For each record below, write an exact copy.

--- Material for the task Enclosed Below ---

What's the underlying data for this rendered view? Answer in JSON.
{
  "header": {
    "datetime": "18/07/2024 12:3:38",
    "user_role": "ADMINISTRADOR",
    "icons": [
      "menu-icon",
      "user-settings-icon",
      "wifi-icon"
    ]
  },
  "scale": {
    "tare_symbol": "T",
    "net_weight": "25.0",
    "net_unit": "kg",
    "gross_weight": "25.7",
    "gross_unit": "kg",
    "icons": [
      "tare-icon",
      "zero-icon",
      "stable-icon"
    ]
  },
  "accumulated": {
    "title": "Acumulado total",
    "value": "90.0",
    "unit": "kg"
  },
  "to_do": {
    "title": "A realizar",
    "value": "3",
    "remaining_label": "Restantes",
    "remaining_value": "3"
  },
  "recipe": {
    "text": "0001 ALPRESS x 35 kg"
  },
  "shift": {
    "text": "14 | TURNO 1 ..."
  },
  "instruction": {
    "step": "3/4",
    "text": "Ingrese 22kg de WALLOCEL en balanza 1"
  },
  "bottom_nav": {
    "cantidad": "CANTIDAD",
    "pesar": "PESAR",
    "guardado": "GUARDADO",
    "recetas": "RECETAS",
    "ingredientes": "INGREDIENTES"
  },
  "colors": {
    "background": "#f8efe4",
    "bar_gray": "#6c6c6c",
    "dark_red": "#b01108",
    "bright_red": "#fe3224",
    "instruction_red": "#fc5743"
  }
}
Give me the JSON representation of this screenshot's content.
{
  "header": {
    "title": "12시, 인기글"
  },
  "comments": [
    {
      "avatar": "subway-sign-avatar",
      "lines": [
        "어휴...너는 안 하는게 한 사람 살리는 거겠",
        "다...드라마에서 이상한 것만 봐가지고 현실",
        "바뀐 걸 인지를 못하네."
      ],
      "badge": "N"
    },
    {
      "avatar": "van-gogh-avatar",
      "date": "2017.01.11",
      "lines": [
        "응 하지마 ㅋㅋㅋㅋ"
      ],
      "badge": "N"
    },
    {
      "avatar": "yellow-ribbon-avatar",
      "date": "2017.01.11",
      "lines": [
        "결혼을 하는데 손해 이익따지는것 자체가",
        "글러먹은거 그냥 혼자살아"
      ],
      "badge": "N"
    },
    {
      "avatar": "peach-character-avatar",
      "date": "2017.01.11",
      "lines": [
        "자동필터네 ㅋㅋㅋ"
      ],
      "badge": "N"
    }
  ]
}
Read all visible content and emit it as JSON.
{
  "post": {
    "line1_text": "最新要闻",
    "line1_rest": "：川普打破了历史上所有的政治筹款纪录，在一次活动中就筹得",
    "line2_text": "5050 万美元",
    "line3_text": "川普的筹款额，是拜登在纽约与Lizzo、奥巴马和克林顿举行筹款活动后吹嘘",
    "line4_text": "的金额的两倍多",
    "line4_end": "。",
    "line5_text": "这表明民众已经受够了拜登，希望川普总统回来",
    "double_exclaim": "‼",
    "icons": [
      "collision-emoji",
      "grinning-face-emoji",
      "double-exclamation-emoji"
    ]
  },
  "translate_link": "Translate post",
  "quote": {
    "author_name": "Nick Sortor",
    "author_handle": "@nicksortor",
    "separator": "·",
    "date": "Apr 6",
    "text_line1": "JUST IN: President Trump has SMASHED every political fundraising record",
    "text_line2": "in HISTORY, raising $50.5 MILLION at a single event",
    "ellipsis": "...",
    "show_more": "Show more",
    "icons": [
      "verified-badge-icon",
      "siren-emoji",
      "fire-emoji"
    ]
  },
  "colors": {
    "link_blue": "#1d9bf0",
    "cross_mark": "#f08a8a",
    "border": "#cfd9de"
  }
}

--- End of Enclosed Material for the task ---

→ Solution
What's the underlying data for this rendered view? Answer in JSON.
{
  "header": {
    "datetime": "18/07/2024 12:3:38",
    "user_role": "ADMINISTRADOR",
    "icons": [
      "menu-icon",
      "user-settings-icon",
      "wifi-icon"
    ]
  },
  "scale": {
    "tare_symbol": "T",
    "net_weight": "25.0",
    "net_unit": "kg",
    "gross_weight": "25.7",
    "gross_unit": "kg",
    "icons": [
      "tare-icon",
      "zero-icon",
      "stable-icon"
    ]
  },
  "accumulated": {
    "title": "Acumulado total",
    "value": "90.0",
    "unit": "kg"
  },
  "to_do": {
    "title": "A realizar",
    "value": "3",
    "remaining_label": "Restantes",
    "remaining_value": "3"
  },
  "recipe": {
    "text": "0001 ALPRESS x 35 kg"
  },
  "shift": {
    "text": "14 | TURNO 1 ..."
  },
  "instruction": {
    "step": "3/4",
    "text": "Ingrese 22kg de WALLOCEL en balanza 1"
  },
  "bottom_nav": {
    "cantidad": "CANTIDAD",
    "pesar": "PESAR",
    "guardado": "GUARDADO",
    "recetas": "RECETAS",
    "ingredientes": "INGREDIENTES"
  },
  "colors": {
    "background": "#f8efe4",
    "bar_gray": "#6c6c6c",
    "dark_red": "#b01108",
    "bright_red": "#fe3224",
    "instruction_red": "#fc5743"
  }
}
Give me the JSON representation of this screenshot's content.
{
  "header": {
    "title": "12시, 인기글"
  },
  "comments": [
    {
      "avatar": "subway-sign-avatar",
      "lines": [
        "어휴...너는 안 하는게 한 사람 살리는 거겠",
        "다...드라마에서 이상한 것만 봐가지고 현실",
        "바뀐 걸 인지를 못하네."
      ],
      "badge": "N"
    },
    {
      "avatar": "van-gogh-avatar",
      "date": "2017.01.11",
      "lines": [
        "응 하지마 ㅋㅋㅋㅋ"
      ],
      "badge": "N"
    },
    {
      "avatar": "yellow-ribbon-avatar",
      "date": "2017.01.11",
      "lines": [
        "결혼을 하는데 손해 이익따지는것 자체가",
        "글러먹은거 그냥 혼자살아"
      ],
      "badge": "N"
    },
    {
      "avatar": "peach-character-avatar",
      "date": "2017.01.11",
      "lines": [
        "자동필터네 ㅋㅋㅋ"
      ],
      "badge": "N"
    }
  ]
}
Read all visible content and emit it as JSON.
{
  "post": {
    "line1_text": "最新要闻",
    "line1_rest": "：川普打破了历史上所有的政治筹款纪录，在一次活动中就筹得",
    "line2_text": "5050 万美元",
    "line3_text": "川普的筹款额，是拜登在纽约与Lizzo、奥巴马和克林顿举行筹款活动后吹嘘",
    "line4_text": "的金额的两倍多",
    "line4_end": "。",
    "line5_text": "这表明民众已经受够了拜登，希望川普总统回来",
    "double_exclaim": "‼",
    "icons": [
      "collision-emoji",
      "grinning-face-emoji",
      "double-exclamation-emoji"
    ]
  },
  "translate_link": "Translate post",
  "quote": {
    "author_name": "Nick Sortor",
    "author_handle": "@nicksortor",
    "separator": "·",
    "date": "Apr 6",
    "text_line1": "JUST IN: President Trump has SMASHED every political fundraising record",
    "text_line2": "in HISTORY, raising $50.5 MILLION at a single event",
    "ellipsis": "...",
    "show_more": "Show more",
    "icons": [
      "verified-badge-icon",
      "siren-emoji",
      "fire-emoji"
    ]
  },
  "colors": {
    "link_blue": "#1d9bf0",
    "cross_mark": "#f08a8a",
    "border": "#cfd9de"
  }
}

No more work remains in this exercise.